Learn more

Learn more about heart-healthy diets that can decrease the risk of cardiovascular complications.

If a person has a sleep disorder, such as insomnia, sleep apnea, or restless leg syndrome, they may require sleep aids. A doctor may be able to help treat sleep disorders.

Treatments may include:

A healthy sleep schedule may help improve heart health and reduce the risk of cardiovascular complications from HCM.

A person’s sleep schedule can vary based on an individual’s circumstances. However, a sleep schedule for someone with HCM may look like this:

7 a.m.Wake up with the help of an alarm each day, including weekends and vacations.
7:30 a.m.Eat a heart-healthy breakfast that will maintain energy throughout the morning, such as oats or granola with chia seeds, flaxseeds, nuts, fruit, and low fat or plant-based milk.
8–11:30 a.m.Go about daily tasks. If opting for a caffeinated drink, green tea can be a heart-healthy option that can improve focus and metabolism.
11:30 a.m. to middayGo for a pre-lunchtime walk outside. Or, engage in some other low- to mid -intensity exercise at a level a doctor says is safe. Make sure to take time to rest afterward.
midday to
1 p.m.
Have a healthy lunch, such as quinoa, brown rice, vegetables, and fish. Take time to rest after lunch with some meditation or easy yoga. Avoid napping.
1–3 p.m.Go about daily tasks. Avoid caffeine, including caffeinated sodas, past this time. It generally takes 4–6 hours for the body to metabolize half the amount of caffeine a person has consumed, and consuming it later may affect a person’s sleep schedule.
6 p.m.Limit exposure to bright lights and maintain a dim, comfortable atmosphere. Engage in a relaxing evening activity, such as chatting with family or friends, watching a film, or reading a book. Avoid alcohol and high sugar foods.
7 p.m.Begin a wind-down routine, such as a relaxing bath followed by meditation. Turn off all electronic devices and avoid screen time.
8 p.m.Arrange any necessary sleep aids, such as sleep medication or devices.
9 p.m. Go to bed.

A person may wish to use this example as a template, making adjustments where necessary.

People with HCM and other heart conditions should aim to get enough quality sleep. Getting 7–9 hours of sleep may help reduce the risk of complications from heart disease.

There are several steps a person can take to help improve the amount and quality of sleep they get. These include having a regular sleep schedule, practicing good sleep hygiene, avoiding caffeine and large meals before bed, and getting enough physical exercise.

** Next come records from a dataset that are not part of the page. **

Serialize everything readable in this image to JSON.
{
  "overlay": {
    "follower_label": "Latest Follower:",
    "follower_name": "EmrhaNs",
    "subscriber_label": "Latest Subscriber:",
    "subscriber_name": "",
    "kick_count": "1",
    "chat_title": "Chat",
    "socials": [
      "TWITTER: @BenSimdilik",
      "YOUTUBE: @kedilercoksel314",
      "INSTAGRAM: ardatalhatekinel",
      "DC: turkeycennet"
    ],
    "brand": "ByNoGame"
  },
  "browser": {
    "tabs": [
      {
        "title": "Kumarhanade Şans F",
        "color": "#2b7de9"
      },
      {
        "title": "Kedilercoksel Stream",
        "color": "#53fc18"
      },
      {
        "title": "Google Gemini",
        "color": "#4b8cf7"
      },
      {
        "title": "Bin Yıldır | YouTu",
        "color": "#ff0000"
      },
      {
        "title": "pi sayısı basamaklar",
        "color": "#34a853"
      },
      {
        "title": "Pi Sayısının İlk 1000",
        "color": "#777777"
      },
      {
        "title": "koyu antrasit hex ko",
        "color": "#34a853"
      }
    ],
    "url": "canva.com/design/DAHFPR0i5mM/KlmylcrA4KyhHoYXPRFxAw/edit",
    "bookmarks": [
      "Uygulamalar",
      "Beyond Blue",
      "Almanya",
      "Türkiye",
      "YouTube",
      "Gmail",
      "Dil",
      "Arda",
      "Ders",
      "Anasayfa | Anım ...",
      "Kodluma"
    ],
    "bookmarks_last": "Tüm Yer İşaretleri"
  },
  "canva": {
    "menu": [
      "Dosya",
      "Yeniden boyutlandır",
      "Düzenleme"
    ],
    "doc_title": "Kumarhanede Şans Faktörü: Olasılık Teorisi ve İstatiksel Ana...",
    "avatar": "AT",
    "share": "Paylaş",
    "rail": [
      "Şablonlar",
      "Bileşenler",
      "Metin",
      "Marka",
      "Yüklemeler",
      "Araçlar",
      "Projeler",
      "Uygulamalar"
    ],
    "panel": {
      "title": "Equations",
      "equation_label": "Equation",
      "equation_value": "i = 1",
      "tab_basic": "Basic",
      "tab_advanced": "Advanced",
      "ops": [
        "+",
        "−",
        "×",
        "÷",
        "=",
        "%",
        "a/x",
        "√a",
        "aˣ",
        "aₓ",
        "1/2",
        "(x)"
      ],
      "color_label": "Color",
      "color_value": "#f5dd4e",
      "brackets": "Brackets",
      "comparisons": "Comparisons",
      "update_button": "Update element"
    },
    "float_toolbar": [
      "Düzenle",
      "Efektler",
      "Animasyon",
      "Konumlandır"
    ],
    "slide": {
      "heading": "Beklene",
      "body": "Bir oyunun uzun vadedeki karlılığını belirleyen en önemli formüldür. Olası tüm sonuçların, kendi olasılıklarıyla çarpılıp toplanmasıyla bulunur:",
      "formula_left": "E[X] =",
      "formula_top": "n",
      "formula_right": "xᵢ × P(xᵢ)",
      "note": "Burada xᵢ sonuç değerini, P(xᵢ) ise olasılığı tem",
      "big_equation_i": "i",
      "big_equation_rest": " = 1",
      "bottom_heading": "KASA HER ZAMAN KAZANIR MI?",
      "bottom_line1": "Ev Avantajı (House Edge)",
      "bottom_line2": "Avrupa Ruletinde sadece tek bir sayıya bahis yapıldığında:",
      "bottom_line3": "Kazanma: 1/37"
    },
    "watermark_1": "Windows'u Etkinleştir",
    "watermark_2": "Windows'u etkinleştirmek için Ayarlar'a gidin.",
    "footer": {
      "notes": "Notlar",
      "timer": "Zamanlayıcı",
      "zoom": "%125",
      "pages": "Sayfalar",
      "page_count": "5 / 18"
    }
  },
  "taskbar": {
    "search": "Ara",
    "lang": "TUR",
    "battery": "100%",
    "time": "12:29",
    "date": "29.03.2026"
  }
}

If a person has a sleep disorder or finds it very difficult to get enough quality sleep, a doctor may be able to treat them with medication, therapy, or devices like a CPAP machine.